Unexpected Expansion Of Fiber Cement Panels

Fiber cement panels have become a preferred cladding system for a clean, monolithic aesthetic typically associated with more expensive claddings such as stucco or EIFS.   But the industry is seeing an alarming number of panel failures resulting in costly building repairs.  Many of these failures point to panel joint design and excess movement.

Fiber Cement Panels

This luxury apartment building was only six months old.

Notwithstanding requirements of control and expansion joints, conventional practices advocate 1/8” gaps when panels are aligned vertically and 1/8” to 1/4” gaps at horizontal joints.   Where spans are significant in length, product manufacturers recommend consideration of movement due to the coefficient of thermal expansion (COTE) as well as movement due to moisture.  The coefficient of thermal expansion simply describes how the size of a material changes in response to changing temperatures – expressed in dimensional change per degree.  The coefficient of thermal expansion varies between 3.6-10 to 7.6-10 in/in degree F according to most panel manufacturers.    Under normal conditions, movement due solely to thermal properties is accommodated by the conventional 1/8” recommendation.   For example, assuming James Hardie’s published longitudinal and transverse COTE values of 6.7-10 in/in degree F and  7.6-10 in/in °F would result in expected expansions of 0.08” and 0.0367”, respectively (assuming a 4’x10’ panel and 0 to 100°F).

But what are the effects of moisture-induced movement?  Manufacturers report moisture movement of 0.05% to 0.098% of length based on testing performed to ASTM C1185.   When added to expected thermal movement, movement could actually exceed the 1/8” requirement by over 40%.  Furthermore, James Hardie recognizes that, under normal conditions, adjacent fiber cement panels with elastomeric tape joints may move in excess of 5 mm (0.1965”), which is over 50% greater than the conventional 1/8” requirement.    This amount of movement, whether caused by moisture or non-moisture factors, would well exceed expected elasticity performance of most sealants.  The effect of panel edge swelling, which may exceed 1.5% of thickness at saturation, further compounds the problem.

The defaulted reliance on 1/8” spacing also defies industry standards for proper sealant joint design which have long required a minimum sealant width of 1/4” and a width to depth ratio of 2:1.  Panel thickness of 5/16” often results in sealant being applied either too deep (relative to width) or too shallow – either will result in premature cracking and reduced service life.

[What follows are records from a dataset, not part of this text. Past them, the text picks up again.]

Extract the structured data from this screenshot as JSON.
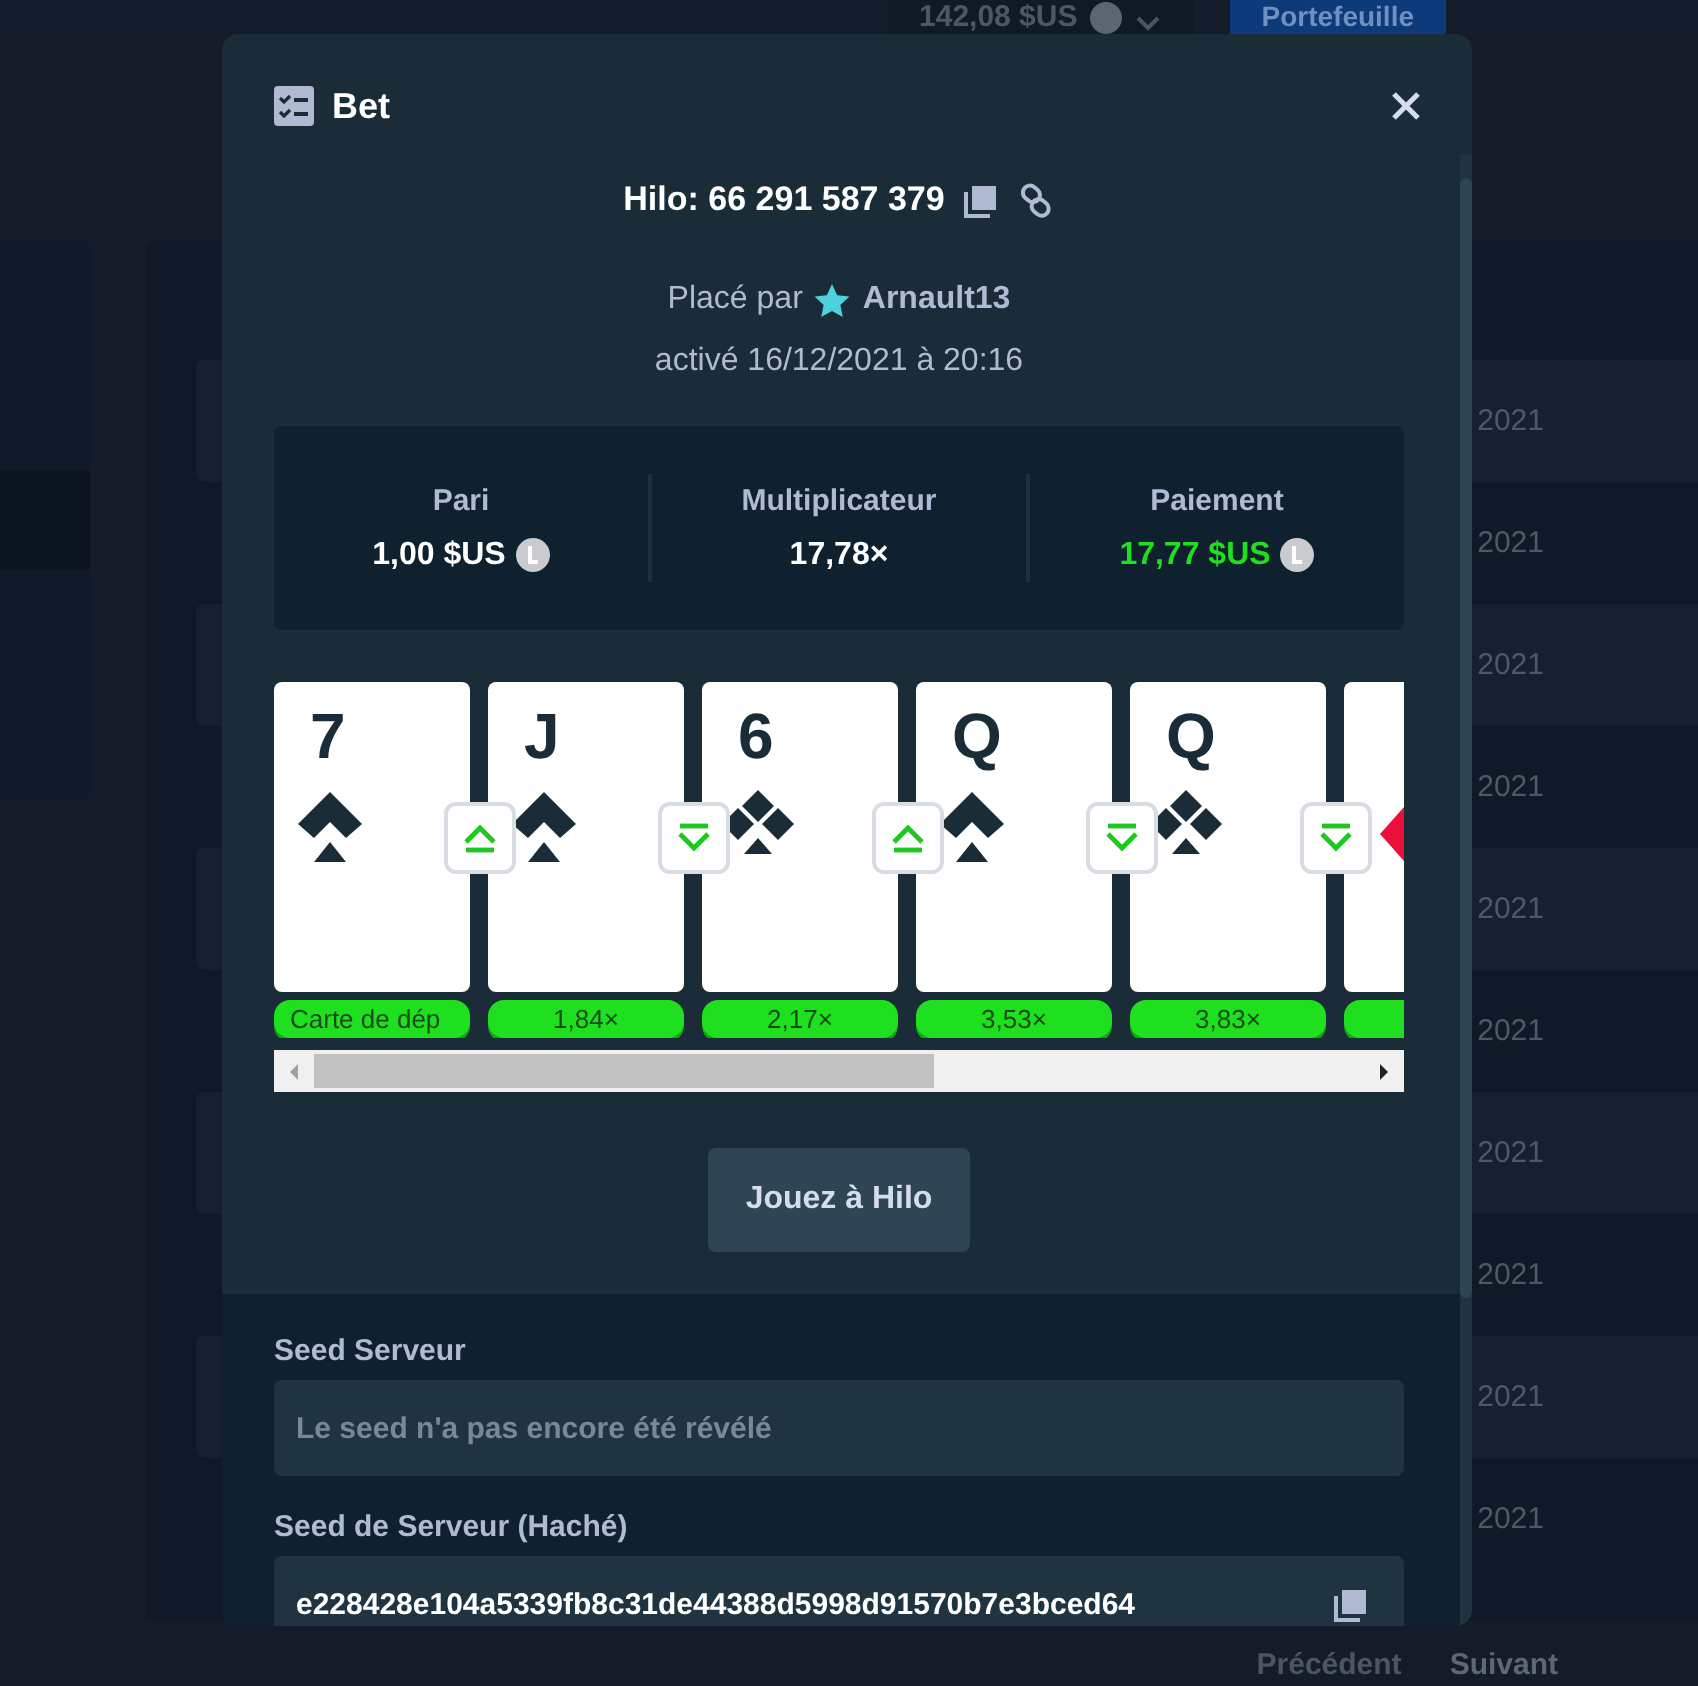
{
  "background": {
    "balance": "142,08 $US",
    "wallet_button": "Portefeuille",
    "table_cells": [
      "2021",
      "2021",
      "2021",
      "2021",
      "2021",
      "2021",
      "2021",
      "2021",
      "2021",
      "2021"
    ],
    "pagination": [
      {
        "label": "Précédent",
        "disabled": true
      },
      {
        "label": "Suivant",
        "disabled": false
      }
    ]
  },
  "modal": {
    "title": "Bet",
    "game_id": "Hilo: 66 291 587 379",
    "placed_by_label": "Placé par",
    "player": "Arnault13",
    "activated": "activé 16/12/2021 à 20:16",
    "stats": [
      {
        "label": "Pari",
        "value": "1,00 $US",
        "kind": "amount"
      },
      {
        "label": "Multiplicateur",
        "value": "17,78×",
        "kind": "multiplier"
      },
      {
        "label": "Paiement",
        "value": "17,77 $US",
        "kind": "payout"
      }
    ],
    "cards": [
      {
        "rank": "7",
        "kind": "spade",
        "higher": true,
        "multiplier": "Carte de dép"
      },
      {
        "rank": "J",
        "kind": "spade",
        "higher": false,
        "multiplier": "1,84×"
      },
      {
        "rank": "6",
        "kind": "club",
        "higher": true,
        "multiplier": "2,17×"
      },
      {
        "rank": "Q",
        "kind": "spade",
        "higher": false,
        "multiplier": "3,53×"
      },
      {
        "rank": "Q",
        "kind": "club",
        "higher": false,
        "multiplier": "3,83×"
      },
      {
        "kind": "diamond"
      }
    ],
    "play_button": "Jouez à Hilo",
    "fields": [
      {
        "label": "Seed Serveur",
        "placeholder": "Le seed n'a pas encore été révélé"
      },
      {
        "label": "Seed de Serveur (Haché)",
        "value": "e228428e104a5339fb8c31de44388d5998d91570b7e3bced64",
        "copyable": true
      }
    ]
  }
}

No discussion of fiber cement panel movement would be complete without some understanding of ASTM C1185 (Standard Test Methods for Sampling and Testing Non-Asbestos Fiber-Cement Flat Sheet, Roofing and Siding Shingles, and Clapboards).  For the purpose of determining moisture movement, ASTM C1185 stipulates specimen exposures to practical equilibrium at a relative humidity range of 30-90% and a temperature of 73F (±4F).  Moisture movement testing is performed independently of water tightness.  In other words, the results assume that bulk water is not introduced and that bulk water is not transferred to the back side of the panel.  We argue that such assumptions are flawed and that joint performance should anticipate bulk water wetting to the back side.

We have seen an alarming number of sealant failures associated with a wide range of fiber cement panel applications (e.g. DEFS, synthetic stucco, textured finishes).  Many of these failures occur within five years of installation and point to excessive panel movement, insufficient edge support, inadequate control joints, and poor sealant design.  Below we provide broad recommendations intended to extend the service life of fiber cement panels on framed wall construction.

  1. Vertical joints in the field should accommodate 1/4” spacing in climates subject to extreme temperature changes.
  2. Design joints for proper moisture resistance and release.
  3. Employ joint covers or battens.
  4. Achieve required panel edge support.
  5. Fiber cement panels for Direct Applied Exterior Finish (DEFS) applications are not suitable for cold climates or climates that receive greater than 20” of rainfall precipitation.
  6.  Fiber cement panels utilizing taped joints are not suitable for cold climates or climates that receive greater than 20” of rainfall precipitation.
  7. Fiber cement panels should always be installed in conjunction with a ventilated or pressure equalized rainscreen.